Data in this exercise
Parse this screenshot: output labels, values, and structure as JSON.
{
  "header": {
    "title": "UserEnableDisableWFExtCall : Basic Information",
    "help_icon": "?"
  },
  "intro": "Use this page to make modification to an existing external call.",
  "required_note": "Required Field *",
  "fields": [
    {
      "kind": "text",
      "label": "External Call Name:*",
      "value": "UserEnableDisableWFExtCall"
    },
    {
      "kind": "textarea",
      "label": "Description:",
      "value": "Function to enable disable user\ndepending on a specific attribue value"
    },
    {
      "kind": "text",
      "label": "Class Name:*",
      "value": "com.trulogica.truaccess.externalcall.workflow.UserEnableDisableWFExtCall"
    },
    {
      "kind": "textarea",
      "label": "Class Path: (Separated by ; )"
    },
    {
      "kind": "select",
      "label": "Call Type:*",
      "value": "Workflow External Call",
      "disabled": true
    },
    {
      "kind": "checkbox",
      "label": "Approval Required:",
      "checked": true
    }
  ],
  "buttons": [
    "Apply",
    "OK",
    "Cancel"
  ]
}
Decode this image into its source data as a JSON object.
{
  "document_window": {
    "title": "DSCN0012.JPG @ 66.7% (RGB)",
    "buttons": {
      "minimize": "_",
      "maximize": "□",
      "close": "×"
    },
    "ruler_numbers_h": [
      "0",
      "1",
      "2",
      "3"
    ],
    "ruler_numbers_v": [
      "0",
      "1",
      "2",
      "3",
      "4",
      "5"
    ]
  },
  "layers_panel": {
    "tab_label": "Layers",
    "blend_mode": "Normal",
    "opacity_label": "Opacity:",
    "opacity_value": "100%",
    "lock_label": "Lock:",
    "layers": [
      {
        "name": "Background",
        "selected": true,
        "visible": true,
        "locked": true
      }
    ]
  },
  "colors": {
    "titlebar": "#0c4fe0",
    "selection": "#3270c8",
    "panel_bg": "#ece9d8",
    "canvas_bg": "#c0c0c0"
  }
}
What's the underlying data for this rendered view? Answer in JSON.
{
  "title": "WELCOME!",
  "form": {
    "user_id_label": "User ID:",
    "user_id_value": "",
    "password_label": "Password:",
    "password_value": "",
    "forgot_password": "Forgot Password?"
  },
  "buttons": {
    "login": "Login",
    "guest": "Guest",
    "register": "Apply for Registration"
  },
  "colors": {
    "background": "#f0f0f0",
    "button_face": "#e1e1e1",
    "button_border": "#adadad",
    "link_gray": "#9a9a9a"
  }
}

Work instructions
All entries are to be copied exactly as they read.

Answer section
Parse this screenshot: output labels, values, and structure as JSON.
{
  "header": {
    "title": "UserEnableDisableWFExtCall : Basic Information",
    "help_icon": "?"
  },
  "intro": "Use this page to make modification to an existing external call.",
  "required_note": "Required Field *",
  "fields": [
    {
      "kind": "text",
      "label": "External Call Name:*",
      "value": "UserEnableDisableWFExtCall"
    },
    {
      "kind": "textarea",
      "label": "Description:",
      "value": "Function to enable disable user\ndepending on a specific attribue value"
    },
    {
      "kind": "text",
      "label": "Class Name:*",
      "value": "com.trulogica.truaccess.externalcall.workflow.UserEnableDisableWFExtCall"
    },
    {
      "kind": "textarea",
      "label": "Class Path: (Separated by ; )"
    },
    {
      "kind": "select",
      "label": "Call Type:*",
      "value": "Workflow External Call",
      "disabled": true
    },
    {
      "kind": "checkbox",
      "label": "Approval Required:",
      "checked": true
    }
  ],
  "buttons": [
    "Apply",
    "OK",
    "Cancel"
  ]
}
Decode this image into its source data as a JSON object.
{
  "document_window": {
    "title": "DSCN0012.JPG @ 66.7% (RGB)",
    "buttons": {
      "minimize": "_",
      "maximize": "□",
      "close": "×"
    },
    "ruler_numbers_h": [
      "0",
      "1",
      "2",
      "3"
    ],
    "ruler_numbers_v": [
      "0",
      "1",
      "2",
      "3",
      "4",
      "5"
    ]
  },
  "layers_panel": {
    "tab_label": "Layers",
    "blend_mode": "Normal",
    "opacity_label": "Opacity:",
    "opacity_value": "100%",
    "lock_label": "Lock:",
    "layers": [
      {
        "name": "Background",
        "selected": true,
        "visible": true,
        "locked": true
      }
    ]
  },
  "colors": {
    "titlebar": "#0c4fe0",
    "selection": "#3270c8",
    "panel_bg": "#ece9d8",
    "canvas_bg": "#c0c0c0"
  }
}
What's the underlying data for this rendered view? Answer in JSON.
{
  "title": "WELCOME!",
  "form": {
    "user_id_label": "User ID:",
    "user_id_value": "",
    "password_label": "Password:",
    "password_value": "",
    "forgot_password": "Forgot Password?"
  },
  "buttons": {
    "login": "Login",
    "guest": "Guest",
    "register": "Apply for Registration"
  },
  "colors": {
    "background": "#f0f0f0",
    "button_face": "#e1e1e1",
    "button_border": "#adadad",
    "link_gray": "#9a9a9a"
  }
}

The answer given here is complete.